What is being asked: Return the entries that follow exactly, with no images.

[Stored items from a collection]
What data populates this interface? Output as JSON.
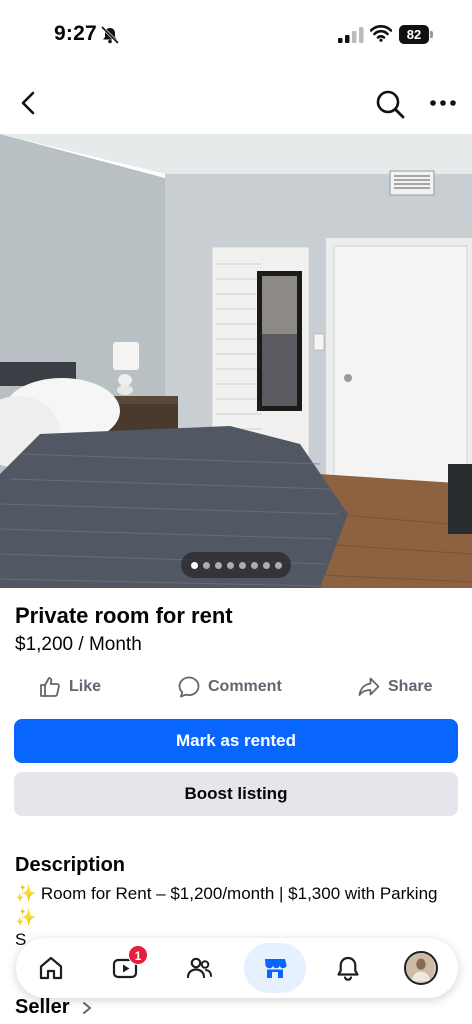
{
  "status_bar": {
    "time": "9:27",
    "battery": "82"
  },
  "listing": {
    "title": "Private room for rent",
    "price": "$1,200 / Month",
    "photo_count": 8,
    "active_photo_index": 0
  },
  "actions": {
    "like": "Like",
    "comment": "Comment",
    "share": "Share"
  },
  "buttons": {
    "mark_rented": "Mark as rented",
    "boost": "Boost listing"
  },
  "description": {
    "heading": "Description",
    "text_before": " Room for Rent – $1,200/month | $1,300 with Parking ",
    "sparkle": "✨",
    "cut_line": "S"
  },
  "seller": {
    "label": "Seller"
  },
  "tabs": {
    "video_badge": "1"
  },
  "colors": {
    "accent": "#0866ff",
    "badge": "#e41e3f",
    "secondary_button": "#e4e6eb"
  }
}
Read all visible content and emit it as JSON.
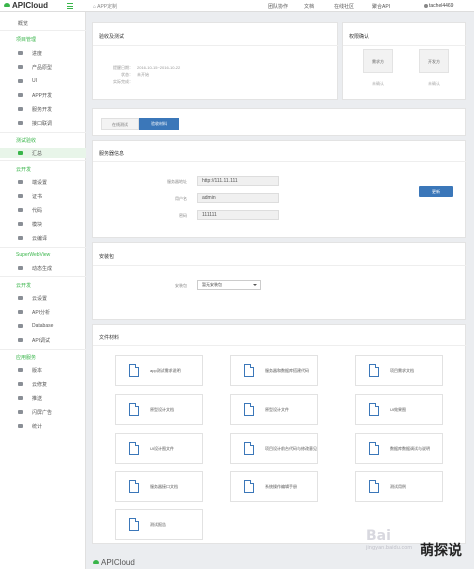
{
  "topbar": {
    "logo": "APICloud",
    "breadcrumb": "APP定制",
    "nav": [
      "团队协作",
      "文档",
      "在线社区",
      "聚合API"
    ],
    "user": "tachel4469"
  },
  "sidebar": {
    "overview": "概览",
    "group1": "项目管理",
    "group1_items": [
      "进度",
      "产品原型",
      "UI",
      "APP开发",
      "服务开发",
      "接口联调"
    ],
    "group2": "测试验收",
    "group2_items": [
      "汇总"
    ],
    "group3": "云开发",
    "group3_items": [
      "端设置",
      "证书",
      "代码",
      "模块",
      "云编译"
    ],
    "group4": "SuperWebView",
    "group4_items": [
      "动态生成"
    ],
    "group5": "云开发",
    "group5_items": [
      "云设置",
      "API分析",
      "Database",
      "API调试"
    ],
    "group6": "应用服务",
    "group6_items": [
      "版本",
      "云修复",
      "推送",
      "闪屏广告",
      "统计"
    ]
  },
  "acceptance": {
    "title": "验收及测试",
    "rows": [
      {
        "k": "提醒日期：",
        "v": "2016-10-15~2016-10-22"
      },
      {
        "k": "状态：",
        "v": "未开始"
      },
      {
        "k": "实际完成：",
        "v": ""
      }
    ]
  },
  "permission": {
    "title": "权限确认",
    "boxes": [
      {
        "label": "需求方",
        "status": "未确认"
      },
      {
        "label": "开发方",
        "status": "未确认"
      }
    ]
  },
  "tabs": [
    "在线测试",
    "验收材料"
  ],
  "server": {
    "title": "服务器信息",
    "fields": [
      {
        "label": "服务器地址",
        "value": "http://111.11.111"
      },
      {
        "label": "用户名",
        "value": "admin"
      },
      {
        "label": "密码",
        "value": "111111"
      }
    ],
    "button": "更新"
  },
  "install": {
    "title": "安装包",
    "label": "安装包",
    "select": "暂无安装包"
  },
  "docs": {
    "title": "文件材料",
    "items": [
      "app测试需求说明",
      "服务器和数据库搭建代码",
      "项目需求文档",
      "原型设计文档",
      "原型设计文件",
      "UI效果图",
      "UI设计图文件",
      "项目设计前台代码与修改意见",
      "数据库数据调试与说明",
      "服务器接口文档",
      "系统操作编辑手册",
      "测试用例",
      "测试报告"
    ]
  },
  "footer": {
    "logo": "APICloud"
  },
  "watermark": {
    "baidu": "Bai",
    "site": "jingyan.baidu.com",
    "brand": "萌探说"
  }
}
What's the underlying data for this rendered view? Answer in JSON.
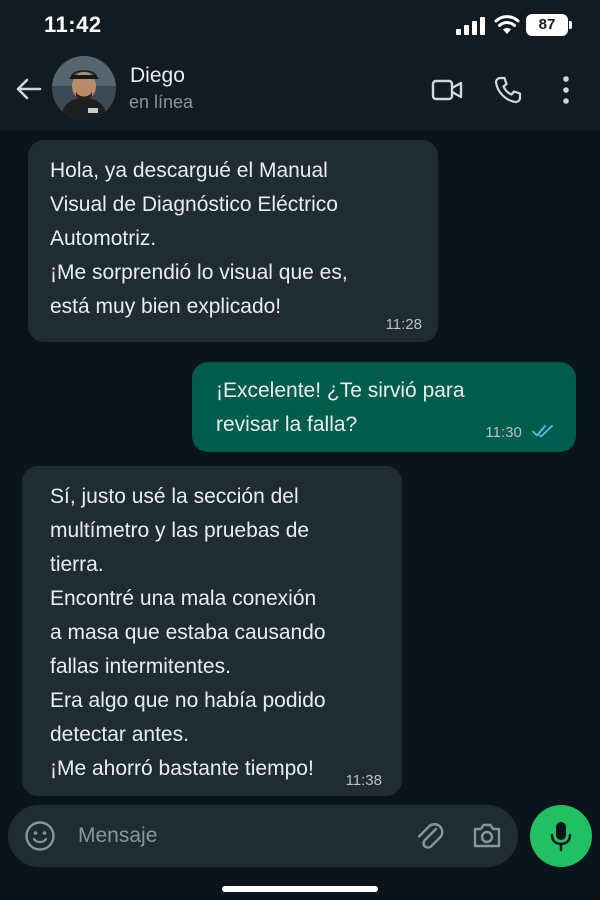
{
  "status_bar": {
    "time": "11:42",
    "battery": "87"
  },
  "header": {
    "name": "Diego",
    "status": "en línea"
  },
  "messages": [
    {
      "direction": "incoming",
      "text": "Hola, ya descargué el Manual\nVisual de Diagnóstico Eléctrico\nAutomotriz.\n¡Me sorprendió lo visual que es,\nestá muy bien explicado!",
      "time": "11:28"
    },
    {
      "direction": "outgoing",
      "text": "¡Excelente! ¿Te sirvió para\nrevisar la falla?",
      "time": "11:30",
      "read": true
    },
    {
      "direction": "incoming",
      "text": "Sí, justo usé la sección del\nmultímetro y las pruebas de\ntierra.\nEncontré una mala conexión\na masa que estaba causando\nfallas intermitentes.\nEra algo que no había podido\ndetectar antes.\n¡Me ahorró bastante tiempo!",
      "time": "11:38"
    }
  ],
  "composer": {
    "placeholder": "Mensaje"
  },
  "icons": {
    "back": "arrow-left-icon",
    "video": "video-camera-icon",
    "call": "phone-icon",
    "menu": "more-vertical-icon",
    "emoji": "emoji-icon",
    "attach": "paperclip-icon",
    "camera": "camera-icon",
    "mic": "microphone-icon",
    "read_receipt": "double-check-icon"
  },
  "colors": {
    "background": "#0b141a",
    "header": "#121b22",
    "incoming_bubble": "#202c33",
    "outgoing_bubble": "#005c4b",
    "accent": "#21c063",
    "read_ticks": "#53bdeb"
  }
}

Result below:
What data populates this interface? Output as JSON.
{
  "status_bar": {
    "time": "9:27",
    "battery": "82"
  },
  "listing": {
    "title": "Private room for rent",
    "price": "$1,200 / Month",
    "photo_count": 8,
    "active_photo_index": 0
  },
  "actions": {
    "like": "Like",
    "comment": "Comment",
    "share": "Share"
  },
  "buttons": {
    "mark_rented": "Mark as rented",
    "boost": "Boost listing"
  },
  "description": {
    "heading": "Description",
    "text_before": " Room for Rent – $1,200/month | $1,300 with Parking ",
    "sparkle": "✨",
    "cut_line": "S"
  },
  "seller": {
    "label": "Seller"
  },
  "tabs": {
    "video_badge": "1"
  },
  "colors": {
    "accent": "#0866ff",
    "badge": "#e41e3f",
    "secondary_button": "#e4e6eb"
  }
}
Read all visible content and emit it as JSON.
{
  "topbar": {
    "logo": "APICloud",
    "breadcrumb": "APP定制",
    "nav": [
      "团队协作",
      "文档",
      "在线社区",
      "聚合API"
    ],
    "user": "tachel4469"
  },
  "sidebar": {
    "overview": "概览",
    "group1": "项目管理",
    "group1_items": [
      "进度",
      "产品原型",
      "UI",
      "APP开发",
      "服务开发",
      "接口联调"
    ],
    "group2": "测试验收",
    "group2_items": [
      "汇总"
    ],
    "group3": "云开发",
    "group3_items": [
      "端设置",
      "证书",
      "代码",
      "模块",
      "云编译"
    ],
    "group4": "SuperWebView",
    "group4_items": [
      "动态生成"
    ],
    "group5": "云开发",
    "group5_items": [
      "云设置",
      "API分析",
      "Database",
      "API调试"
    ],
    "group6": "应用服务",
    "group6_items": [
      "版本",
      "云修复",
      "推送",
      "闪屏广告",
      "统计"
    ]
  },
  "acceptance": {
    "title": "验收及测试",
    "rows": [
      {
        "k": "提醒日期：",
        "v": "2016-10-15~2016-10-22"
      },
      {
        "k": "状态：",
        "v": "未开始"
      },
      {
        "k": "实际完成：",
        "v": ""
      }
    ]
  },
  "permission": {
    "title": "权限确认",
    "boxes": [
      {
        "label": "需求方",
        "status": "未确认"
      },
      {
        "label": "开发方",
        "status": "未确认"
      }
    ]
  },
  "tabs": [
    "在线测试",
    "验收材料"
  ],
  "server": {
    "title": "服务器信息",
    "fields": [
      {
        "label": "服务器地址",
        "value": "http://111.11.111"
      },
      {
        "label": "用户名",
        "value": "admin"
      },
      {
        "label": "密码",
        "value": "111111"
      }
    ],
    "button": "更新"
  },
  "install": {
    "title": "安装包",
    "label": "安装包",
    "select": "暂无安装包"
  },
  "docs": {
    "title": "文件材料",
    "items": [
      "app测试需求说明",
      "服务器和数据库搭建代码",
      "项目需求文档",
      "原型设计文档",
      "原型设计文件",
      "UI效果图",
      "UI设计图文件",
      "项目设计前台代码与修改意见",
      "数据库数据调试与说明",
      "服务器接口文档",
      "系统操作编辑手册",
      "测试用例",
      "测试报告"
    ]
  },
  "footer": {
    "logo": "APICloud"
  },
  "watermark": {
    "baidu": "Bai",
    "site": "jingyan.baidu.com",
    "brand": "萌探说"
  }
}
What's the underlying data for this rendered view? Answer in JSON.
{
  "status_bar": {
    "time": "11:42",
    "battery": "87"
  },
  "header": {
    "name": "Diego",
    "status": "en línea"
  },
  "messages": [
    {
      "direction": "incoming",
      "text": "Hola, ya descargué el Manual\nVisual de Diagnóstico Eléctrico\nAutomotriz.\n¡Me sorprendió lo visual que es,\nestá muy bien explicado!",
      "time": "11:28"
    },
    {
      "direction": "outgoing",
      "text": "¡Excelente! ¿Te sirvió para\nrevisar la falla?",
      "time": "11:30",
      "read": true
    },
    {
      "direction": "incoming",
      "text": "Sí, justo usé la sección del\nmultímetro y las pruebas de\ntierra.\nEncontré una mala conexión\na masa que estaba causando\nfallas intermitentes.\nEra algo que no había podido\ndetectar antes.\n¡Me ahorró bastante tiempo!",
      "time": "11:38"
    }
  ],
  "composer": {
    "placeholder": "Mensaje"
  },
  "icons": {
    "back": "arrow-left-icon",
    "video": "video-camera-icon",
    "call": "phone-icon",
    "menu": "more-vertical-icon",
    "emoji": "emoji-icon",
    "attach": "paperclip-icon",
    "camera": "camera-icon",
    "mic": "microphone-icon",
    "read_receipt": "double-check-icon"
  },
  "colors": {
    "background": "#0b141a",
    "header": "#121b22",
    "incoming_bubble": "#202c33",
    "outgoing_bubble": "#005c4b",
    "accent": "#21c063",
    "read_ticks": "#53bdeb"
  }
}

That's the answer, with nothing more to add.